2. Compliance with University Financial Conflict of Interest (FCOI) and Intellectual Property Policies: In addition to federal disclosure requirements, Georgetown policies also require disclosures of certain activities and interests:

  • Under the FCOI Policy, University faculty and staff must disclose “significant financial interests” that they or their family members have if such interests are reasonably related to their University responsibilities. The definition of “significant financial interests” is broad and the dollar threshold for disclosure differs depending on whether an individual is an “investigator” (basically one who engages in sponsored research) or not. An investigator who receives more than $5,000 in a two-year period from a domestic or foreign external source (including the payment of travel by that entity), must disclose it unless such payments are not related to the person’s research activities or other University responsibilities. Questions about the University FCOI policy or its requirements may be directed to the Mary Schmiedel, Senior Director, Office of Research Oversight, at or (202) 687-3911 or Mel Dereje, Deputy Conflicts Officer and Regulatory Associate, at or (202) 687-3354.
  • Pursuant to the University’s Intellectual Property Policy, University faculty, staff, students, fellows and visitors must disclose any inventions and tangible research property, whether patentable or not, and any related intellectual property that they make or conceive in their University research or other assignments, or with more than incidental use of the University’s facilities, equipment, funds or other resources. Researchers also must notify the Office of Technology Commercialization (OTC) prior to public disclosure of any research results that could embody reportable inventions, and may not enter into any agreements that may involve University intellectual property or confidential information with outside organizations without consulting with OTC. Questions related to the Intellectual Property Policy may be directed to OTC at

3. Export Controls and Foreign Travel: Export control laws governing technology used for defense purposes (the International Traffic in Arms Regulations, administered by the Department of State’s Directorate of Defense Trade Controls) and technology that can be used both for defense and civilian purposes (the Export Administration Regulations, administered by the Department of Commerce’s Bureau of Information and Security) have implications both for research conducted in the United States and the activities the University pursues overseas. In addition, sanctions imposed by the United States on other countries may restrict travel to and doing business with certain countries, including Iran, Cuba, North Korea, and Russia.

Faculty should also be aware of the risks of traveling overseas with sensitive or confidential information on their laptops: such information may be restricted from foreign “export” under the export control laws, and be at greater risk of being “hacked,” stolen, or otherwise compromised. UIS can assist travelers in protecting against such threats to their data while traveling overseas, including by the use of additional encryption, loaner laptops, or other mechanisms.

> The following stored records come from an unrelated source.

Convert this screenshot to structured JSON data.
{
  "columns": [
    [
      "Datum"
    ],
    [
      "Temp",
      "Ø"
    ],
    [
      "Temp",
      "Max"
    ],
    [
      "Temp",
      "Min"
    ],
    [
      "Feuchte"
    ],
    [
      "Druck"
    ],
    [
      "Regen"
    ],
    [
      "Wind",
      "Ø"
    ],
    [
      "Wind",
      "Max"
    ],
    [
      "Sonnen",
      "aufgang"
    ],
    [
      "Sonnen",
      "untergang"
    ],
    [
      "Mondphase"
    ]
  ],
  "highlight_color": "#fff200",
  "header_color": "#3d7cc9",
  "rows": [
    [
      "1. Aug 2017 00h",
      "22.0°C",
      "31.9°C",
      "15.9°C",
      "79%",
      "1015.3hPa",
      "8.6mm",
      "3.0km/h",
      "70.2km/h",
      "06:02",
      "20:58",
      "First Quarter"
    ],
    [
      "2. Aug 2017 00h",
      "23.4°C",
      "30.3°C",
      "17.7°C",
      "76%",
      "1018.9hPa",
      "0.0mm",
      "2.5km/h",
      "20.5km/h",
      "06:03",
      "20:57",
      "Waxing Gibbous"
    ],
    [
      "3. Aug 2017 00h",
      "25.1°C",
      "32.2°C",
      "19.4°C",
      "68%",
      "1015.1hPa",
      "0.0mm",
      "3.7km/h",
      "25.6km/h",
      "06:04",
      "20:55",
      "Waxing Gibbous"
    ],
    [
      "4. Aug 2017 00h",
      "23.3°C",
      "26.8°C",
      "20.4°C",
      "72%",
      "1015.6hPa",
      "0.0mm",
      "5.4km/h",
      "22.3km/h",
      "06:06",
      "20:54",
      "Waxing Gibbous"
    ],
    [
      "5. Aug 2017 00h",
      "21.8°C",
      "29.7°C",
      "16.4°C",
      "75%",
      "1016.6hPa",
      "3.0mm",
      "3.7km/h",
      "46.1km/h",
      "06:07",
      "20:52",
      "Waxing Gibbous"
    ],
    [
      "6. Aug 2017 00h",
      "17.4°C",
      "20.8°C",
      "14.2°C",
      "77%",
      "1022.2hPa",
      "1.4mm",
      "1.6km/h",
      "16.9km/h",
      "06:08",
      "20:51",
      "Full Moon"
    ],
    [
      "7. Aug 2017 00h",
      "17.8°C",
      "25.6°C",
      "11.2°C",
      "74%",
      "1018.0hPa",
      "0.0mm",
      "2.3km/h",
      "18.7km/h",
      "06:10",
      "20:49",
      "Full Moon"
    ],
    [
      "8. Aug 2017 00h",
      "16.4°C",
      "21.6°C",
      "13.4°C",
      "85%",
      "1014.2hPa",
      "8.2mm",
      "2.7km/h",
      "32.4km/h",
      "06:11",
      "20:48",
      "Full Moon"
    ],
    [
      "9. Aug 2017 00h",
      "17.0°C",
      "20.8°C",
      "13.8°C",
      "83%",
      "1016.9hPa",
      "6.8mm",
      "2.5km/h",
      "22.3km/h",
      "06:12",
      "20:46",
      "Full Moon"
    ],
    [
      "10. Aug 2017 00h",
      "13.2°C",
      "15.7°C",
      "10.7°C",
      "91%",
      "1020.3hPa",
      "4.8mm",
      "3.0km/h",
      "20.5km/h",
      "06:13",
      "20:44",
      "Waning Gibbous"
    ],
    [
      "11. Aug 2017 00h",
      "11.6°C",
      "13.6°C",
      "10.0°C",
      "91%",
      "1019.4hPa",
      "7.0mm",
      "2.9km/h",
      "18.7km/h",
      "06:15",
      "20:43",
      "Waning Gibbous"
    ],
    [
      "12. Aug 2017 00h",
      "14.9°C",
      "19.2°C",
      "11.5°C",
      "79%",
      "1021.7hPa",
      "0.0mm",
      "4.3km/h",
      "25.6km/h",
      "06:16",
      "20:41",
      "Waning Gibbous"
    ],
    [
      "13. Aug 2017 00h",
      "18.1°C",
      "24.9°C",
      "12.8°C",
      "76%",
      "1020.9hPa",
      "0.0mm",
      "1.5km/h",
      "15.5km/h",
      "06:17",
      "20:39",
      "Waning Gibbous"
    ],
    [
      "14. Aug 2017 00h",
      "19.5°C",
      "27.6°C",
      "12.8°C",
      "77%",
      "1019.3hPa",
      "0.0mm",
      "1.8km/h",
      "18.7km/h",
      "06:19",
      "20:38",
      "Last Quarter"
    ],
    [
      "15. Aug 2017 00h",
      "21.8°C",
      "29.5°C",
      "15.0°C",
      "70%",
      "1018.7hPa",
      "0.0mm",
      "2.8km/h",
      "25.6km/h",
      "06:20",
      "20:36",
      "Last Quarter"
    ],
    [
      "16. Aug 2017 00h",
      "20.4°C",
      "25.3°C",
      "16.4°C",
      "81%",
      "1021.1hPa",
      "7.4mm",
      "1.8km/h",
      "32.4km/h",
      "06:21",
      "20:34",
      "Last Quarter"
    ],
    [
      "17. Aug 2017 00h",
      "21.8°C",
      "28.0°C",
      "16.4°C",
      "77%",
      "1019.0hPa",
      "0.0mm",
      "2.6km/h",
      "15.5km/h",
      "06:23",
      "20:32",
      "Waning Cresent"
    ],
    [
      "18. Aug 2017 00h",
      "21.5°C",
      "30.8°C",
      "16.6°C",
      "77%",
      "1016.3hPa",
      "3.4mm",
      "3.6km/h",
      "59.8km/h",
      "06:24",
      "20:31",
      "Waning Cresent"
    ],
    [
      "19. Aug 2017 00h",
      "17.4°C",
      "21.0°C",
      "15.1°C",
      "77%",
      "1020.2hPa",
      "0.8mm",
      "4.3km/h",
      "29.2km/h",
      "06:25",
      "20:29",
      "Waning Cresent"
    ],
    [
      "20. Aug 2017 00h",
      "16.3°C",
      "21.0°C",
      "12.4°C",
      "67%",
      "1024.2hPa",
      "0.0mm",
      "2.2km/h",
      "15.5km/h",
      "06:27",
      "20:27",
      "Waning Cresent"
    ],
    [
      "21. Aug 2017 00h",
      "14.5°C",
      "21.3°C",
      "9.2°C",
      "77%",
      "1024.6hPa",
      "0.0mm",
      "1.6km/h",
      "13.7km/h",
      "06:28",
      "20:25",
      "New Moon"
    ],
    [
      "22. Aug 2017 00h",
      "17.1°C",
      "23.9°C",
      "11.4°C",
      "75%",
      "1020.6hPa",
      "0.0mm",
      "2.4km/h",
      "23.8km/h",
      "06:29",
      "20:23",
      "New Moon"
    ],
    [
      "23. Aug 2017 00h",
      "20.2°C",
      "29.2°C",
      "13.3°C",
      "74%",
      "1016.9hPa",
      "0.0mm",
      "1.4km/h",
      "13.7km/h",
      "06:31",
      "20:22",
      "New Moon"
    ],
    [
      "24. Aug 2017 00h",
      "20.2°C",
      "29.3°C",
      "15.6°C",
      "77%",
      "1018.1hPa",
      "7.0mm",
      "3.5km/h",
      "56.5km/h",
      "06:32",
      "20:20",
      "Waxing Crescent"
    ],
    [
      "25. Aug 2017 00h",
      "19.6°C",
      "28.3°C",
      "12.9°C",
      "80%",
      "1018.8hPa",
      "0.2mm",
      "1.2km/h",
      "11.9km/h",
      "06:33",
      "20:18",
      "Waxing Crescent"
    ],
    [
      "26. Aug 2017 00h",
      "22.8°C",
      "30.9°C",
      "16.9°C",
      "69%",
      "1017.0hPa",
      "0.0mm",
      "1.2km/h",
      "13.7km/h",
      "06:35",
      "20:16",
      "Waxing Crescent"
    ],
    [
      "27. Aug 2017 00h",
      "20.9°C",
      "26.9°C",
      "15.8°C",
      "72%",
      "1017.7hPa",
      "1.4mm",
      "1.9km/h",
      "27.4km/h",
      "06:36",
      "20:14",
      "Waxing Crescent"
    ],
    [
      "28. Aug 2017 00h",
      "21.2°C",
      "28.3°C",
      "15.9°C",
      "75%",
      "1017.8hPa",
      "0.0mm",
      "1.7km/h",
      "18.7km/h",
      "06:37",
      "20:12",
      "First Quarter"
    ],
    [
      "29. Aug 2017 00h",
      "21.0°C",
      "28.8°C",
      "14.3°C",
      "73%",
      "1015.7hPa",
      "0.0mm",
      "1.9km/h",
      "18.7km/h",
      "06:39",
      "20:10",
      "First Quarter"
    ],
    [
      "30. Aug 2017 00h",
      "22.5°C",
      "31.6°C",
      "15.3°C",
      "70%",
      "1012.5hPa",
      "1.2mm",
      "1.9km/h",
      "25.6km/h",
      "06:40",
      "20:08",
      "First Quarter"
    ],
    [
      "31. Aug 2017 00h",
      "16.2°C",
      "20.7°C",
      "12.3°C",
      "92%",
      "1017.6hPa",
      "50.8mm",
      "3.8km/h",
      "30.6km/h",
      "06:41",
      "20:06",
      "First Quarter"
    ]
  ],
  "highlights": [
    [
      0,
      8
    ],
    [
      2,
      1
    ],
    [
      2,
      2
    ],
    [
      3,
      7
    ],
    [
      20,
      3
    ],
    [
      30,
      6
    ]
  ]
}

For additional guidance on IT security while traveling overseas, please review the document entitled Effective Practice: Cybersecurity for the International Traveler, provided by the Research and Education Networks Information Sharing and Analysis Center (REN-ISAC), which serves over 620 member institutions within the higher education and research community by promoting cybersecurity operational protections and response.

For more information about these requirements and the University’s procedures for export control compliance and foreign travel, please visit the Office of Research Oversight; questions may be directed to Mary Schmiedel at or (202) 687-3911.